UNSW partners with French organisations to strengthen innovation

UNSW has signed new agreements with French colleagues to bolster renewable energy innovation and environmental research.


UNSW Sydney Vice-Chancellor and President Ian Jacobs, far right, stands with (from left) Mathieu Weiss of CNES, French President Emmanuel Macron, and Prime Minister Malcolm Turnbull, during an event at Kirribilli House.

UNSW Sydney has signed new agreements with two French scientific organisations that will bolster cooperation over renewable energy innovation and environmental research.

During the ceremonial signings at Kirribilli House, UNSW Vice-Chancellor and President, Professor Ian Jacobs, signed agreements with:

  • The Centre National de la Recherche Scientifique (CNRS), France’s largest government research organisation
  • The Centre National d’Etudes Spatiales (CNES), the French Space Agency.

“The successful partnerships UNSW enjoys with leading French science agencies place Australia and France at the forefront of collaborative research and innovation,” Professor Jacobs said. “[The] new agreements are further evidence of our commitment to work together on scientific advances which will have a positive global impact.”

Sustainable futures

The Memorandum of Understanding (MOU) with CNRS positions France and Australia as leading partners in sustainable energy innovation, particularly solar energy. Under the terms of the agreement, UNSW and CNRS will facilitate the exchange of solar energy innovations through joint conferences, seminars and research projects. Potential topics include solar energy, storage of renewable energy and renewable energy integration.

The agreement reflects the commitments of Australia and France to address climate change through the COP21 Paris Agreement and support for the recently formed International Solar Alliance, headquartered in Delhi, India.

Professor Mark Hoffman, Dean of UNSW Engineering, said the agreement between UNSW and CNRS built on the existing relationship and emphasised both parties’ commitment to sustainable energy innovation.

“UNSW Sydney welcomes the continued collaborations with CNRS to promote cooperation in the field of solar energy,” Professor Hoffman said. “We believe this partnership will lead to new and more efficient ways of delivering solar energy to combat soaring energy demands across the globe and help fight climate change.”

The view from space

Through a Letter of Intent, UNSW Canberra Space and CNES will partner to study a breakthrough remote-sensing satellite that will be capable of monitoring the health of the coral reefs near Australia and in the South Pacific.

The joint study will pave the way for developing disruptive space technologies such as hyperspectral remote sensing, onboard processing, artificial intelligence and formation-flying technologies.

These technologies can serve applications such as monitoring fresh and marine water quality and enabling precision agricultural practices.

Professor Russell Boyce, Director of UNSW Canberra Space, said France and Australia had a strong legacy of space cooperation over 35 years and this project would see that relationship continue.

Professor Boyce said that after two years of working with CNES toward the development of joint space missions, it was gratifying to see the first project come to fruition.

“Our facility at UNSW Canberra enables spacecraft design engineers and scientists to rapidly design and determine the technical and economic viability of proposed space missions,” Professor Boyce said. “Our capability includes hyperspectral remote sensing and the onboard processing needed to turn measurements into useful information with real-world application.”

Quantum co-operation

In addition to the two agreements, Silicon Quantum Computing Pty Ltd (SQC) and the Commissariat à l'Energie Atomique et aux Energies Alternatives (the CEA) announced plans for a new collaboration between Australia’s first quantum computing company and the world-leading French research and development organisation.
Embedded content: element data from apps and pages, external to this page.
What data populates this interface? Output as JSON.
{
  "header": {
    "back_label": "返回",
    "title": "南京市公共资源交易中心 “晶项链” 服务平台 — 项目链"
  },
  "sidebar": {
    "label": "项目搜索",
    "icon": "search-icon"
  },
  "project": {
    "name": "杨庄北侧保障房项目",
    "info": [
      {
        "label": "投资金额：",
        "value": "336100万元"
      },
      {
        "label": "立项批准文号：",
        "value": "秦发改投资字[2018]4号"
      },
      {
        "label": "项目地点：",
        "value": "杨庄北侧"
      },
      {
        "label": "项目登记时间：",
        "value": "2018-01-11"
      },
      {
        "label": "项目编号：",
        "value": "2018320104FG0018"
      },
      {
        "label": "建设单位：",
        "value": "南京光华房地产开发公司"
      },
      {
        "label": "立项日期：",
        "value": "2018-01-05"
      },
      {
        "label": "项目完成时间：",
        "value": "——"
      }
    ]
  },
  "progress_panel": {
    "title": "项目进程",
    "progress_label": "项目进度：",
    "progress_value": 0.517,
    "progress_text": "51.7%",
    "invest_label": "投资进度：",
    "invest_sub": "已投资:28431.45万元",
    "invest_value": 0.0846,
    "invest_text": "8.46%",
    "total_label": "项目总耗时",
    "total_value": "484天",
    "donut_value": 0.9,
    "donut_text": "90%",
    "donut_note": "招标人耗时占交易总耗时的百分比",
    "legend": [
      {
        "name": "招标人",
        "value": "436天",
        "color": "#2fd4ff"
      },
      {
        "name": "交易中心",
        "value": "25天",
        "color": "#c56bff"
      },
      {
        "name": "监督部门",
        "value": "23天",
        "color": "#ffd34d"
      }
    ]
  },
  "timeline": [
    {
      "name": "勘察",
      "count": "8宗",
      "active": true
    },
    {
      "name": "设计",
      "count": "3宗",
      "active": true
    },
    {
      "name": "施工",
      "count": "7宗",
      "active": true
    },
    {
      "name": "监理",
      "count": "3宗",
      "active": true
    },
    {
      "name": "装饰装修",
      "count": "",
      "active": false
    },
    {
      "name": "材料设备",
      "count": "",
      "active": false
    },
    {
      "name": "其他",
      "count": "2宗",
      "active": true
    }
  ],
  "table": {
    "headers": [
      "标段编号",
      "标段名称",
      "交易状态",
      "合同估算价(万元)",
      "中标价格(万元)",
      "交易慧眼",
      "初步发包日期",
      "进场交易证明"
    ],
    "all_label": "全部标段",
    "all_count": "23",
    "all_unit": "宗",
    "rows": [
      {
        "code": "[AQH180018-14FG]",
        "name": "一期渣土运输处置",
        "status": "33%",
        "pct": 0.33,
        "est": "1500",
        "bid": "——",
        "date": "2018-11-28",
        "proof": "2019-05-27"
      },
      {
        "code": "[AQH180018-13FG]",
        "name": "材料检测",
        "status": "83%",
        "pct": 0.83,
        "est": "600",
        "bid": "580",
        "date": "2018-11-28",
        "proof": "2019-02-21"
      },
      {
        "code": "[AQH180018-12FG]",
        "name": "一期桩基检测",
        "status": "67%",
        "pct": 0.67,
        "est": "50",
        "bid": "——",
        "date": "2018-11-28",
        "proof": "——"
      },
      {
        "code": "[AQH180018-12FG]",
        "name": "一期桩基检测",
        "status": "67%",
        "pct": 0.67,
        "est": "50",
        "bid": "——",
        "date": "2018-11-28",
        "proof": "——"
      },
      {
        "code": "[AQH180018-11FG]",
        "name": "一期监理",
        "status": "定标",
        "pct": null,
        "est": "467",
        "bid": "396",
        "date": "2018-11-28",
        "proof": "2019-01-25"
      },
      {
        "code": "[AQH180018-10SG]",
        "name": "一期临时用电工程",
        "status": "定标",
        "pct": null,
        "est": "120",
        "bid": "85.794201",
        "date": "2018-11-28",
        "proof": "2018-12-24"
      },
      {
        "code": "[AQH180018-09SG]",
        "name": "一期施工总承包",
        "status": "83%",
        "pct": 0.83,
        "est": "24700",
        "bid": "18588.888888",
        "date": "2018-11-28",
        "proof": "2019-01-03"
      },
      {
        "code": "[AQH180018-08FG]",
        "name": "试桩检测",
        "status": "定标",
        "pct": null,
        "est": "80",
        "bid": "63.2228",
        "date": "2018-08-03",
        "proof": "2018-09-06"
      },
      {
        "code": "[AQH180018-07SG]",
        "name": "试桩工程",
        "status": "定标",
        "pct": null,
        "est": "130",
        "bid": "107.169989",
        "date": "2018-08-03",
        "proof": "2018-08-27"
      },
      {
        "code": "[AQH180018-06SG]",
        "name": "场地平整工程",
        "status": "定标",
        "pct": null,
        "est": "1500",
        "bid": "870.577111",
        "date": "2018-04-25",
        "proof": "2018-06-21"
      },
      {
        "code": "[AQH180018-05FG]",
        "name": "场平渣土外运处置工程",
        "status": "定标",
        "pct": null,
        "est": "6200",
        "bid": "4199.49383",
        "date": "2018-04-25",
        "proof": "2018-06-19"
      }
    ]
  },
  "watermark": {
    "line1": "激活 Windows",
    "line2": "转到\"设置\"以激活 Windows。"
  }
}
SQC’s shareholders include the Australian government, UNSW, the Commonwealth Bank of Australia (CBA), Telstra and the NSW state government.

The Memorandum of Understanding outlines plans to form a joint venture in silicon complementary-metal–oxide–semiconductor (CMOS) quantum computing technology to accelerate and focus technology development, as well as to capture commercialisation opportunities – bringing together French and Australian efforts to develop a quantum computer.

The 2018 Australian of the Year and SQC director and founder, UNSW Scientia Professor Michelle Simmons, said quantum computing promised to revolutionise the IT industry.

“We have phenomenal leadership in silicon quantum computing across a range of platforms, and SQC is now moving rapidly to commercialise all these technologies,” said Professor Simmons. “It is very exciting that Professor Andrew Dzurak and his team have found a design, development and fabrication partner the quality of the CEA.”

Under Professor Dzurak’s stewardship, SQC has world-leading expertise in designing and demonstrating components of the quantum chip, based on silicon-CMOS technology.